Top of Data
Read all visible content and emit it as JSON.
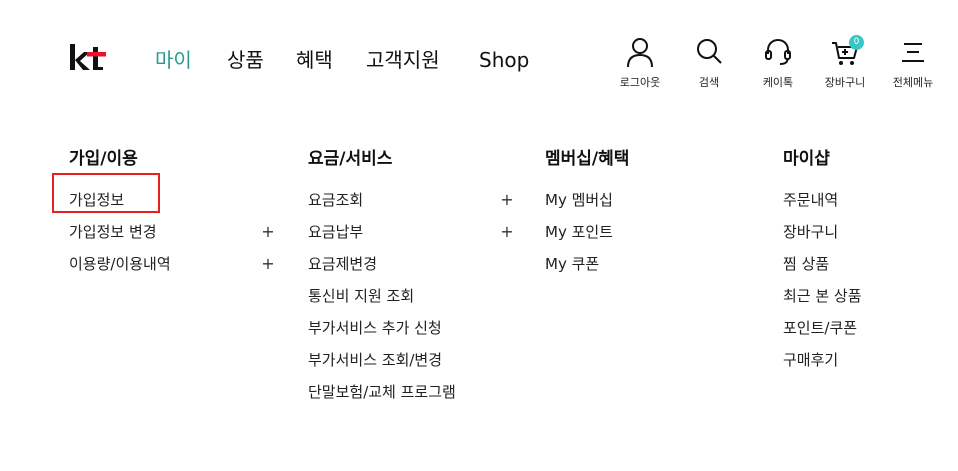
{
  "header": {
    "logo_text": "kt",
    "nav": [
      {
        "label": "마이",
        "active": true
      },
      {
        "label": "상품",
        "active": false
      },
      {
        "label": "혜택",
        "active": false
      },
      {
        "label": "고객지원",
        "active": false
      },
      {
        "label": "Shop",
        "active": false
      }
    ],
    "util": {
      "logout": "로그아웃",
      "search": "검색",
      "chat": "케이톡",
      "cart": "장바구니",
      "cart_count": "0",
      "menu": "전체메뉴"
    }
  },
  "columns": [
    {
      "title": "가입/이용",
      "items": [
        {
          "label": "가입정보",
          "expandable": false
        },
        {
          "label": "가입정보 변경",
          "expandable": true
        },
        {
          "label": "이용량/이용내역",
          "expandable": true
        }
      ]
    },
    {
      "title": "요금/서비스",
      "items": [
        {
          "label": "요금조회",
          "expandable": true
        },
        {
          "label": "요금납부",
          "expandable": true
        },
        {
          "label": "요금제변경",
          "expandable": false
        },
        {
          "label": "통신비 지원 조회",
          "expandable": false
        },
        {
          "label": "부가서비스 추가 신청",
          "expandable": false
        },
        {
          "label": "부가서비스 조회/변경",
          "expandable": false
        },
        {
          "label": "단말보험/교체 프로그램",
          "expandable": false
        }
      ]
    },
    {
      "title": "멤버십/혜택",
      "items": [
        {
          "label": "My 멤버십",
          "expandable": false
        },
        {
          "label": "My 포인트",
          "expandable": false
        },
        {
          "label": "My 쿠폰",
          "expandable": false
        }
      ]
    },
    {
      "title": "마이샵",
      "items": [
        {
          "label": "주문내역",
          "expandable": false
        },
        {
          "label": "장바구니",
          "expandable": false
        },
        {
          "label": "찜 상품",
          "expandable": false
        },
        {
          "label": "최근 본 상품",
          "expandable": false
        },
        {
          "label": "포인트/쿠폰",
          "expandable": false
        },
        {
          "label": "구매후기",
          "expandable": false
        }
      ]
    }
  ],
  "plus_symbol": "+",
  "colors": {
    "accent": "#2a9a91",
    "logo_red": "#e8112d",
    "badge": "#38c6c6",
    "highlight": "#e81f1f"
  }
}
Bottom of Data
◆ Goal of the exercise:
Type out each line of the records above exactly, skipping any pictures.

◆ Problem solution:
Read all visible content and emit it as JSON.
{
  "header": {
    "logo_text": "kt",
    "nav": [
      {
        "label": "마이",
        "active": true
      },
      {
        "label": "상품",
        "active": false
      },
      {
        "label": "혜택",
        "active": false
      },
      {
        "label": "고객지원",
        "active": false
      },
      {
        "label": "Shop",
        "active": false
      }
    ],
    "util": {
      "logout": "로그아웃",
      "search": "검색",
      "chat": "케이톡",
      "cart": "장바구니",
      "cart_count": "0",
      "menu": "전체메뉴"
    }
  },
  "columns": [
    {
      "title": "가입/이용",
      "items": [
        {
          "label": "가입정보",
          "expandable": false
        },
        {
          "label": "가입정보 변경",
          "expandable": true
        },
        {
          "label": "이용량/이용내역",
          "expandable": true
        }
      ]
    },
    {
      "title": "요금/서비스",
      "items": [
        {
          "label": "요금조회",
          "expandable": true
        },
        {
          "label": "요금납부",
          "expandable": true
        },
        {
          "label": "요금제변경",
          "expandable": false
        },
        {
          "label": "통신비 지원 조회",
          "expandable": false
        },
        {
          "label": "부가서비스 추가 신청",
          "expandable": false
        },
        {
          "label": "부가서비스 조회/변경",
          "expandable": false
        },
        {
          "label": "단말보험/교체 프로그램",
          "expandable": false
        }
      ]
    },
    {
      "title": "멤버십/혜택",
      "items": [
        {
          "label": "My 멤버십",
          "expandable": false
        },
        {
          "label": "My 포인트",
          "expandable": false
        },
        {
          "label": "My 쿠폰",
          "expandable": false
        }
      ]
    },
    {
      "title": "마이샵",
      "items": [
        {
          "label": "주문내역",
          "expandable": false
        },
        {
          "label": "장바구니",
          "expandable": false
        },
        {
          "label": "찜 상품",
          "expandable": false
        },
        {
          "label": "최근 본 상품",
          "expandable": false
        },
        {
          "label": "포인트/쿠폰",
          "expandable": false
        },
        {
          "label": "구매후기",
          "expandable": false
        }
      ]
    }
  ],
  "plus_symbol": "+",
  "colors": {
    "accent": "#2a9a91",
    "logo_red": "#e8112d",
    "badge": "#38c6c6",
    "highlight": "#e81f1f"
  }
}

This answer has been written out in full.